A few months ago, my 16 month old girl had the opportunity of spending a few weeks with one of her lively 2 years old cousin. It was amazing to see them bond despite the lack of words. The development I have observed in both of them made me wonder about what our city-raised children miss out on, playtime with their age-mates.
Do you know a toddler who doesn’t know the basics of operating a smartphone? What about a toddler who doesn’t know how to play with others her age? Nowadays, Children as young as one year old are able to turn on a phone and take a selfie but they are totally clueless when it comes to interacting with their age mates. Our fast paced lifestyle and the concrete jungle with its packed parking also used as a ‘playground’, thus the constant need to keep them busy with piano and painting lessons keep them from going out to play with their peers. Moreover, the improper use of digital devices in our homes are also keeping children as prisoners in their home. On the rare occasions that they get to play with other kids, it is usually difficult to make them share things and be considerate towards each other, in other words the culture of entitlement comes to the surface.
I believe extracurricular activities and digital devices are important for their growth and for their mental development but I also believe that there is so much to gain from the usual playtime with other children. Science also shows that when kids spend time playing outside with their friends, they develop fine motor skills, their social skills are sharpened, and their neurological development is boosted among other things. The common problems that young children have these days such as obesity, bullying, depression and anxiety can be attributed to lack of playtime and interaction with others.

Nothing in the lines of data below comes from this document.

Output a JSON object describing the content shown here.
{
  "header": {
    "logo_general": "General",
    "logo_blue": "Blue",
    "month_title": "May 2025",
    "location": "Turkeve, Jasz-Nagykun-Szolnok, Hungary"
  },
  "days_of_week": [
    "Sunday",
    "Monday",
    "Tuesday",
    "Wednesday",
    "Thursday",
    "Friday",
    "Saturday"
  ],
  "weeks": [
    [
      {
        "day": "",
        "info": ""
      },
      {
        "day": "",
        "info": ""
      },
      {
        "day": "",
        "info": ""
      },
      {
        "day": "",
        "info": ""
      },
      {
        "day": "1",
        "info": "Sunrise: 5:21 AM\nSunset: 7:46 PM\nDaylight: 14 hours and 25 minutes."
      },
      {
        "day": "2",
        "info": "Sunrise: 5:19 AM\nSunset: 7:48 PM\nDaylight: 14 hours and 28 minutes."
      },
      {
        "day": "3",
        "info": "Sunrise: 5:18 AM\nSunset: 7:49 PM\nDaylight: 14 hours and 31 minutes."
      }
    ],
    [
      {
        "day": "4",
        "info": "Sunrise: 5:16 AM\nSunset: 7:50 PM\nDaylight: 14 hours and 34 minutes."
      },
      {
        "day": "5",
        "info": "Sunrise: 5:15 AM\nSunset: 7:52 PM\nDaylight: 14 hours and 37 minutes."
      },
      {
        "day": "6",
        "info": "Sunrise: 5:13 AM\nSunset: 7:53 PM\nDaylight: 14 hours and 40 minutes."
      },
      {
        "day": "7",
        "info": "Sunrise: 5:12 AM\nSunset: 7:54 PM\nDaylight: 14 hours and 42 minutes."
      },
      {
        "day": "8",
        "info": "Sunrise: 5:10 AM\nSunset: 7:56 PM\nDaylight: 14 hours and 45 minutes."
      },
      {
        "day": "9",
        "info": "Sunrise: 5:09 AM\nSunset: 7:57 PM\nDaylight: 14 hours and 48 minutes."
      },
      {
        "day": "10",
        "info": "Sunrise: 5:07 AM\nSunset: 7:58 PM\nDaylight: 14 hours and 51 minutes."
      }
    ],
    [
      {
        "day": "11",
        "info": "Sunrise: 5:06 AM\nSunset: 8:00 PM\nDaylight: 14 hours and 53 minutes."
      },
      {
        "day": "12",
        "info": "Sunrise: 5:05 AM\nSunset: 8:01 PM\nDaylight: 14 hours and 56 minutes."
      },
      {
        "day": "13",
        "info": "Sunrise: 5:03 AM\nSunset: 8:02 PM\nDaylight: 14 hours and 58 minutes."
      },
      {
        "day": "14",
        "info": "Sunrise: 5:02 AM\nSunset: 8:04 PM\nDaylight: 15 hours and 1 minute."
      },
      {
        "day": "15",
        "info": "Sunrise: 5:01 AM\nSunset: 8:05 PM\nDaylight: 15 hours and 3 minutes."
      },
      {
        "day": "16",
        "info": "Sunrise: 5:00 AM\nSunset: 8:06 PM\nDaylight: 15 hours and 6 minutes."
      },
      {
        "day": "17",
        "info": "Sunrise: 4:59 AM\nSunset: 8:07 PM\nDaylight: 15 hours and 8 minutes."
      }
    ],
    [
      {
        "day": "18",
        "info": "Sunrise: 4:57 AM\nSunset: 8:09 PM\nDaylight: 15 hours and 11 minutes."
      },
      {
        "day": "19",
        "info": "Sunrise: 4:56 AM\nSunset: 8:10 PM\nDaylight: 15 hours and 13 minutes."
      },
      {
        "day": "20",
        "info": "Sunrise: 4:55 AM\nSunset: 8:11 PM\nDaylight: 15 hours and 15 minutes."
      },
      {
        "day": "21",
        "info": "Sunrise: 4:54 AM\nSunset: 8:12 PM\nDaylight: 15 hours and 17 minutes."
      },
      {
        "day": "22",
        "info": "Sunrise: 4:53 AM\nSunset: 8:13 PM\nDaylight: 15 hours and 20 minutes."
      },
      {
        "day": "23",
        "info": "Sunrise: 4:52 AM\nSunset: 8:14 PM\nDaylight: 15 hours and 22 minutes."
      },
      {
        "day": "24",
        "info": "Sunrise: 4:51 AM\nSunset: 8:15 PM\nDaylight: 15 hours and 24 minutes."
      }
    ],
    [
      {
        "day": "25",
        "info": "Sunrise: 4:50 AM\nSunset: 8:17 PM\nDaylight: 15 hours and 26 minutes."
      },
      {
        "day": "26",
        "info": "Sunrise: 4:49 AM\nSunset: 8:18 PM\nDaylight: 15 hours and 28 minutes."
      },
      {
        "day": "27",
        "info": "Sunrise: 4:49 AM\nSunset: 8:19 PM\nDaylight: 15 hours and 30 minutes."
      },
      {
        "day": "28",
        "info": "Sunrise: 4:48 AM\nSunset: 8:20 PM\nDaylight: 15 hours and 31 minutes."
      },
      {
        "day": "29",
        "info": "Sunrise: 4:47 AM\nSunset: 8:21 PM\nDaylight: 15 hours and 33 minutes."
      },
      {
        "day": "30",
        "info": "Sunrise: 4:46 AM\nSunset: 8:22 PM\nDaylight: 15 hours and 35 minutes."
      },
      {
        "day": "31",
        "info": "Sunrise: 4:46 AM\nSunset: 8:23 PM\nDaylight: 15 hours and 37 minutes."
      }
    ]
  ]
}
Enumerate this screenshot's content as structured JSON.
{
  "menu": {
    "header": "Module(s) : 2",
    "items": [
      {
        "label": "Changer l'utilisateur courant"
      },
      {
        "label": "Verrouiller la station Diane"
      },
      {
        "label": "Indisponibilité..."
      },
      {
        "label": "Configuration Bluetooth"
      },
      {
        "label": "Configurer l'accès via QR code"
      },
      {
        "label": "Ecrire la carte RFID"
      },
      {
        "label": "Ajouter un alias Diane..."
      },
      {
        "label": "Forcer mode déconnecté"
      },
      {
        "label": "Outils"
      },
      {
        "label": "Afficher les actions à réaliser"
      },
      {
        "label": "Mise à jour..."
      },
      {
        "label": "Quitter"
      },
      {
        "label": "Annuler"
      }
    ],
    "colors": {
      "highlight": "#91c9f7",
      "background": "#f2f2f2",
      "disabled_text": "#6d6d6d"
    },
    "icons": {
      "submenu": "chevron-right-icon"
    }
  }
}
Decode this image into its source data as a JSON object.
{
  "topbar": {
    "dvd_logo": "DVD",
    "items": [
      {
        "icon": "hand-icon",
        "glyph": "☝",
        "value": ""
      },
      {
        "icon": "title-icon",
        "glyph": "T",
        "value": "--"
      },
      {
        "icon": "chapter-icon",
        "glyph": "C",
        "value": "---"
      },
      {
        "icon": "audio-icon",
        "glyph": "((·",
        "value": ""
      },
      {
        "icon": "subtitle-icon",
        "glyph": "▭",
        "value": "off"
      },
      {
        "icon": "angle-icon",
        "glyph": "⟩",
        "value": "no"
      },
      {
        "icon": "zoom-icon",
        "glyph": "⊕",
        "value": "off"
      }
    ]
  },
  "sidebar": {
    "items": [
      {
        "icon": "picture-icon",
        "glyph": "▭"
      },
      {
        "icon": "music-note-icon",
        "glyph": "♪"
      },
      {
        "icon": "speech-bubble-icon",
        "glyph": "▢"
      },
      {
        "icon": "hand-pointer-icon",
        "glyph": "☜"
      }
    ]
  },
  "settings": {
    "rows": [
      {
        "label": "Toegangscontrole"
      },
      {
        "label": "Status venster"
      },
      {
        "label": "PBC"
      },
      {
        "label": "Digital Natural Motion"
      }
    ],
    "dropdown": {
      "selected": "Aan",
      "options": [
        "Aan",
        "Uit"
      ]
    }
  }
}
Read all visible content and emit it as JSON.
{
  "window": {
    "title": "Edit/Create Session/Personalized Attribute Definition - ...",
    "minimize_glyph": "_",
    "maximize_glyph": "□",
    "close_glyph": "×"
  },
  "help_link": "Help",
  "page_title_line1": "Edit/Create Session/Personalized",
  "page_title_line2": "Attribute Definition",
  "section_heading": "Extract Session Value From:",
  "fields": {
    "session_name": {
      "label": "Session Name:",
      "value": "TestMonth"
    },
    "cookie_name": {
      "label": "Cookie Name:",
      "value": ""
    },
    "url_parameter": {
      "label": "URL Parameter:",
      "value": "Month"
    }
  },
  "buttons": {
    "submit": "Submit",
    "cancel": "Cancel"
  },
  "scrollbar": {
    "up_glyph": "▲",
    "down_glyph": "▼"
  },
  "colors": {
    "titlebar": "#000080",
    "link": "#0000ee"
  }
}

It is also important to note that the size of a standard family especially in cities has gone down noticeably and couples with one child are very common. Therefore, the only time most children get to be with other kids is most probably on birthday parties or family events. Two or three decades ago, the idea of planning for a play-date for children might seem absurd but our lifestyle now sometimes requires that we plan for play-dates or playgroups with other parents.
Why plan for play-dates?
Children learn best from each other as they spend time together. Playing together helps them to grow socially, intellectually and physically. Here are some benefits of playing with others.
Develop different skills
Children have an amazing imagination and a lot of energy that is why they can play for long. The more they play together, the more they learn how to work together, how to share and take turns, how to empathize and, tolerate each other. While doing so, they pick social, problem solving, and, leadership skills.
What children need more of these days is how to self entertain when they are ‘bored’. Through their imagination they learn how to be creative. They also develop their self confidence and learn self regulation without the parent’s nudge.
Playdates are beneficial for parents too as they create opportunities to meet other parents and learn from each other. It also strengthens the child-parent bond because memories are created from spending time together and doing enjoyable things.
We are in a time where our diverse world is need of creative solutions for our problems, appreciation of differences, and respect towards each other and raising our children right is a big step towards that serenity. I believe playing is one of the easiest ways of teaching children these much needed values.
This first appeared on The Standard in September 2017.
Image source: The Mouth of the Kenai